» WORK TO BE COMPLETED:
Using the listing, work out the number of lines where "icon" shows up, and answer with that number alone.

» DATA TO EXAMINE:

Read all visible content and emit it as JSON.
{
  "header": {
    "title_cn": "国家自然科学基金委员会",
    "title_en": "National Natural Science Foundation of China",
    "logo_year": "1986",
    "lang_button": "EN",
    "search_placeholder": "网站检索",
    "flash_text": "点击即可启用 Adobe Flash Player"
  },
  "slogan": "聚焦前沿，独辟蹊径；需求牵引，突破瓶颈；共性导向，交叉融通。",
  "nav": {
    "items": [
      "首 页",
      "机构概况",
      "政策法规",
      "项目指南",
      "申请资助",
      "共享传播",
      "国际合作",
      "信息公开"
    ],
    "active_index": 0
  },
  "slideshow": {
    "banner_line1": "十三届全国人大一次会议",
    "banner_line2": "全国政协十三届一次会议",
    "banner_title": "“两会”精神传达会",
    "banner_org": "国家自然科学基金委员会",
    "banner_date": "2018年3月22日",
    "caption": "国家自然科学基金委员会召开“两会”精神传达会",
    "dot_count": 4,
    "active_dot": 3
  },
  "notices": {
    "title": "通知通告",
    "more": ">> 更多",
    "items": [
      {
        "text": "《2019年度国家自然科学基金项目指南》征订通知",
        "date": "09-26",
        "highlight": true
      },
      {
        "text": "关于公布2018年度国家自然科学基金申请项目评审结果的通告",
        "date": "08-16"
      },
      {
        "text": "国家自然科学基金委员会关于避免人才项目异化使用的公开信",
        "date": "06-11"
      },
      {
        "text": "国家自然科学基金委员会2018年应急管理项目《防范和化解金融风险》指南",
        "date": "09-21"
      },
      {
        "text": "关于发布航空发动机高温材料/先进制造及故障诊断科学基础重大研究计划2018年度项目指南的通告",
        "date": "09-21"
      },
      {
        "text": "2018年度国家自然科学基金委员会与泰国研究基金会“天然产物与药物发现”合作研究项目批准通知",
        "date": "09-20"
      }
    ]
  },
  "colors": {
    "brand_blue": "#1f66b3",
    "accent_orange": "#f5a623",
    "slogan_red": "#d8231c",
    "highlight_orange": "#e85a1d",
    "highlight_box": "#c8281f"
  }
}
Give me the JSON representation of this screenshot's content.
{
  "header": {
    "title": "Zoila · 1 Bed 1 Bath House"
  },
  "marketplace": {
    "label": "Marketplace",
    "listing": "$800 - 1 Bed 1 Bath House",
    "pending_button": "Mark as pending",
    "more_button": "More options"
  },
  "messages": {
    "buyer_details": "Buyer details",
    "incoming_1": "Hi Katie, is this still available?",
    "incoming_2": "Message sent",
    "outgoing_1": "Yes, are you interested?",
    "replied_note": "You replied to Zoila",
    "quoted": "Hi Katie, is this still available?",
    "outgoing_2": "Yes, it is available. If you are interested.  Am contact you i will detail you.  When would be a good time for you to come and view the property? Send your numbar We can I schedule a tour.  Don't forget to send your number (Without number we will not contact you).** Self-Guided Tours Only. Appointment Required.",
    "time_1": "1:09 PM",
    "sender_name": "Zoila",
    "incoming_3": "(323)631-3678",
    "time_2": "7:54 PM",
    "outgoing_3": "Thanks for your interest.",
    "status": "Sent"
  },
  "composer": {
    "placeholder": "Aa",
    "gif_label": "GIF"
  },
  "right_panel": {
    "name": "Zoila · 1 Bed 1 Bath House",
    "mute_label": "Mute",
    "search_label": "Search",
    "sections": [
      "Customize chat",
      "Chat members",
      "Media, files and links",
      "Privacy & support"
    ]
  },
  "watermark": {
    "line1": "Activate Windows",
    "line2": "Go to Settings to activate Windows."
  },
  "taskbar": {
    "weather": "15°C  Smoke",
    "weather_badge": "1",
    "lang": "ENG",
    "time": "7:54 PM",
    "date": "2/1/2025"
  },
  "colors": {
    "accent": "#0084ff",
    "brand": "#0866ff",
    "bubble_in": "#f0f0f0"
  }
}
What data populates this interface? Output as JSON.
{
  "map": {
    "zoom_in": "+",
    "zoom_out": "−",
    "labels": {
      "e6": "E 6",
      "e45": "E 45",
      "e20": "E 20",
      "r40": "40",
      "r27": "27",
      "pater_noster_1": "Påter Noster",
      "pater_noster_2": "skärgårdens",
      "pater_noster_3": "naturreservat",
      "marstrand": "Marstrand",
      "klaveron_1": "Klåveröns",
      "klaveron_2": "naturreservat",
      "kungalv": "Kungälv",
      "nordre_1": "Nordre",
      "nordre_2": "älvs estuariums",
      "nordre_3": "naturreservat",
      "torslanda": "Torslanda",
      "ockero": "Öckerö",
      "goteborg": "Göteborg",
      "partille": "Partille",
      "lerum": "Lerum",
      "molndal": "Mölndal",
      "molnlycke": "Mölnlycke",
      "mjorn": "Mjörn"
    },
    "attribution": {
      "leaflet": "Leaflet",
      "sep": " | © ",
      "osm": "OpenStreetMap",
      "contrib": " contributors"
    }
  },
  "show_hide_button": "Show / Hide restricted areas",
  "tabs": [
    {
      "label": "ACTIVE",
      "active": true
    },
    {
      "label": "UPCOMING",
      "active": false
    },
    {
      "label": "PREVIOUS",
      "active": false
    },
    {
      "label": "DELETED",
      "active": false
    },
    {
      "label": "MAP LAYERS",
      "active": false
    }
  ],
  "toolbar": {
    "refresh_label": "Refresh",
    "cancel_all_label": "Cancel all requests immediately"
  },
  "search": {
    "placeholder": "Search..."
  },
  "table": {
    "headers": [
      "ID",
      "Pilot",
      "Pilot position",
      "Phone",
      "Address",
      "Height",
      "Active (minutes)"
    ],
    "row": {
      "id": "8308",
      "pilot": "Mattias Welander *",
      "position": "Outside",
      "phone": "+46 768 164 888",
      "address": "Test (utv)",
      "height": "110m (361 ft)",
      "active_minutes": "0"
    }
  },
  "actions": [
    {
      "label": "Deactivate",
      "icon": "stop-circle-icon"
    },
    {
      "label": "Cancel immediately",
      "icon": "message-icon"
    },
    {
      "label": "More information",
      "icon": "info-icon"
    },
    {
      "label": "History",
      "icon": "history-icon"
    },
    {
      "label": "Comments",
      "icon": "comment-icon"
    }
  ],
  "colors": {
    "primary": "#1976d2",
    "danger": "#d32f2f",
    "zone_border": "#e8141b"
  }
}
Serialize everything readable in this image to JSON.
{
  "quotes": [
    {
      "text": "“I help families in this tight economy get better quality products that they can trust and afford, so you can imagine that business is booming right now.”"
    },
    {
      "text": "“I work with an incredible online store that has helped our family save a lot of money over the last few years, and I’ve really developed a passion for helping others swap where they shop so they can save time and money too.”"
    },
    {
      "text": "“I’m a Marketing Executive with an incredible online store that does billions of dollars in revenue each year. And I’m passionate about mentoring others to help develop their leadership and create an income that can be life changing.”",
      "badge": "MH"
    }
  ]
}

» SOLUTION TO THIS TASK:
5